(Element data from apps and pages)
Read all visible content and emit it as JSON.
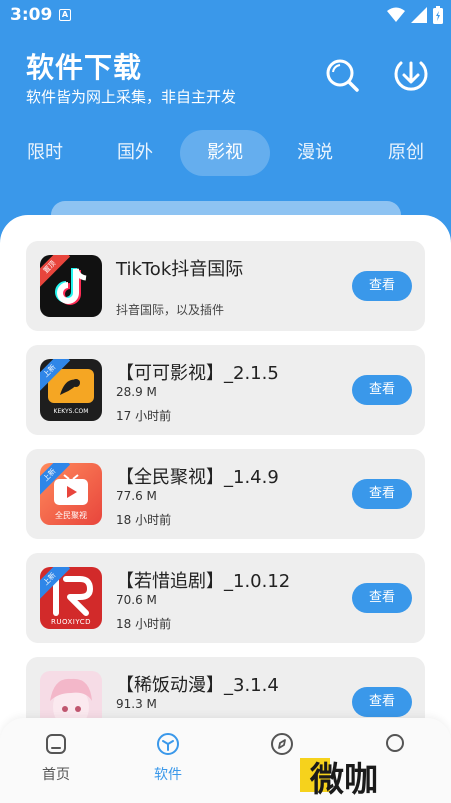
{
  "status_bar": {
    "time": "3:09",
    "notif_icon": "A"
  },
  "header": {
    "title": "软件下载",
    "subtitle": "软件皆为网上采集，非自主开发",
    "search_icon": "search-icon",
    "download_icon": "download-icon"
  },
  "tabs": [
    {
      "label": "限时",
      "active": false
    },
    {
      "label": "国外",
      "active": false
    },
    {
      "label": "影视",
      "active": true
    },
    {
      "label": "漫说",
      "active": false
    },
    {
      "label": "原创",
      "active": false
    }
  ],
  "apps": [
    {
      "name": "TikTok抖音国际",
      "description": "抖音国际，以及插件",
      "badge": "置顶",
      "button": "查看",
      "icon_label": ""
    },
    {
      "name": "【可可影视】_2.1.5",
      "size": "28.9 M",
      "time": "17 小时前",
      "badge": "上新",
      "button": "查看",
      "icon_label": "KEKYS.COM"
    },
    {
      "name": "【全民聚视】_1.4.9",
      "size": "77.6 M",
      "time": "18 小时前",
      "badge": "上新",
      "button": "查看",
      "icon_label": "全民聚视"
    },
    {
      "name": "【若惜追剧】_1.0.12",
      "size": "70.6 M",
      "time": "18 小时前",
      "badge": "上新",
      "button": "查看",
      "icon_label": "RUOXIYCD"
    },
    {
      "name": "【稀饭动漫】_3.1.4",
      "size": "91.3 M",
      "time": "",
      "badge": "",
      "button": "查看",
      "icon_label": ""
    }
  ],
  "bottom_nav": [
    {
      "label": "首页",
      "icon": "home-icon",
      "active": false
    },
    {
      "label": "软件",
      "icon": "cube-icon",
      "active": true
    },
    {
      "label": "",
      "icon": "compass-icon",
      "active": false
    },
    {
      "label": "",
      "icon": "profile-icon",
      "active": false
    }
  ],
  "watermark": "微咖",
  "colors": {
    "primary": "#3a98ea",
    "badge_red": "#e8453c"
  }
}
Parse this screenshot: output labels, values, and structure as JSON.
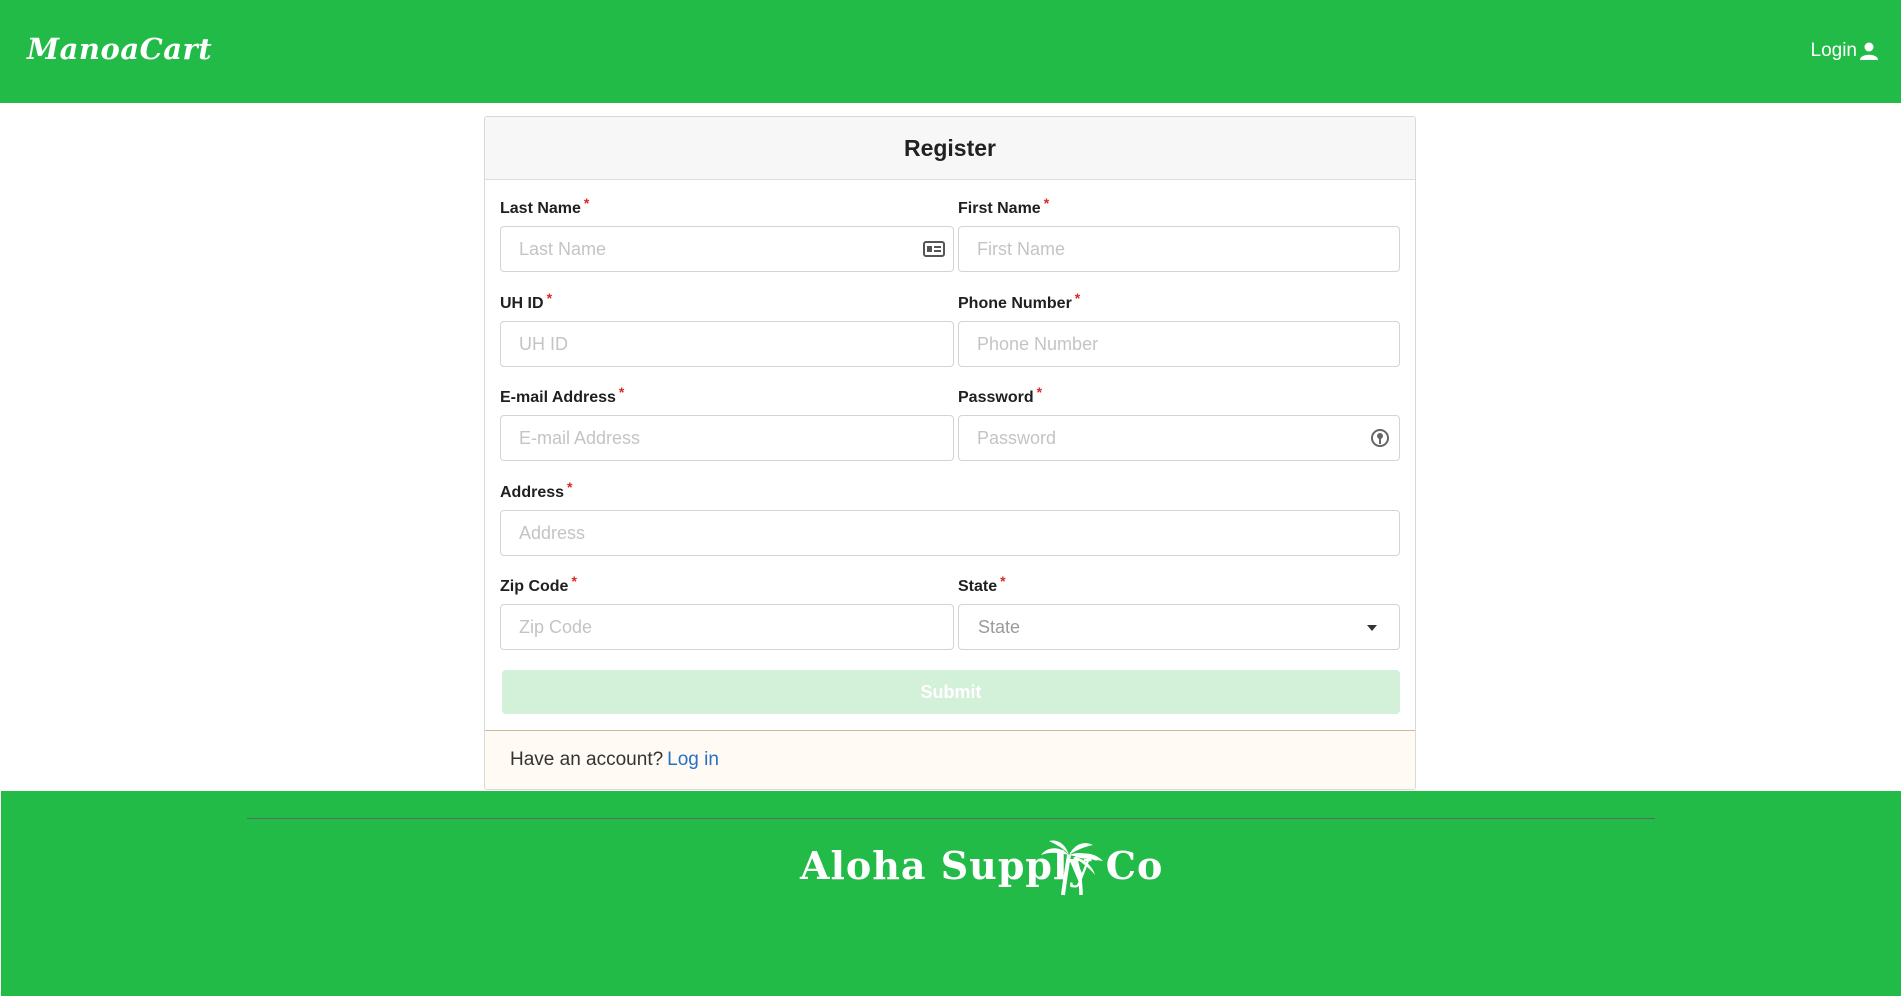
{
  "header": {
    "brand": "ManoaCart",
    "login_label": "Login",
    "login_icon": "user-icon"
  },
  "form": {
    "title": "Register",
    "fields": {
      "last_name": {
        "label": "Last Name",
        "placeholder": "Last Name",
        "icon": "id-card-icon"
      },
      "first_name": {
        "label": "First Name",
        "placeholder": "First Name"
      },
      "uh_id": {
        "label": "UH ID",
        "placeholder": "UH ID"
      },
      "phone": {
        "label": "Phone Number",
        "placeholder": "Phone Number"
      },
      "email": {
        "label": "E-mail Address",
        "placeholder": "E-mail Address"
      },
      "password": {
        "label": "Password",
        "placeholder": "Password",
        "icon": "password-key-icon"
      },
      "address": {
        "label": "Address",
        "placeholder": "Address"
      },
      "zip": {
        "label": "Zip Code",
        "placeholder": "Zip Code"
      },
      "state": {
        "label": "State",
        "placeholder": "State"
      }
    },
    "required_marker": "*",
    "submit_label": "Submit",
    "footer_text": "Have an account?",
    "footer_link": "Log in"
  },
  "footer": {
    "logo_text": "Aloha Supply Co",
    "logo_icon": "palm-tree-icon"
  },
  "colors": {
    "brand_green": "#22bb48",
    "submit_disabled": "#d3f0d9",
    "link_blue": "#2671c4",
    "required_red": "#db2828"
  }
}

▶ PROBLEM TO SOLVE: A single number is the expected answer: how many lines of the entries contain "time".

▶ RESULT BELOW: 5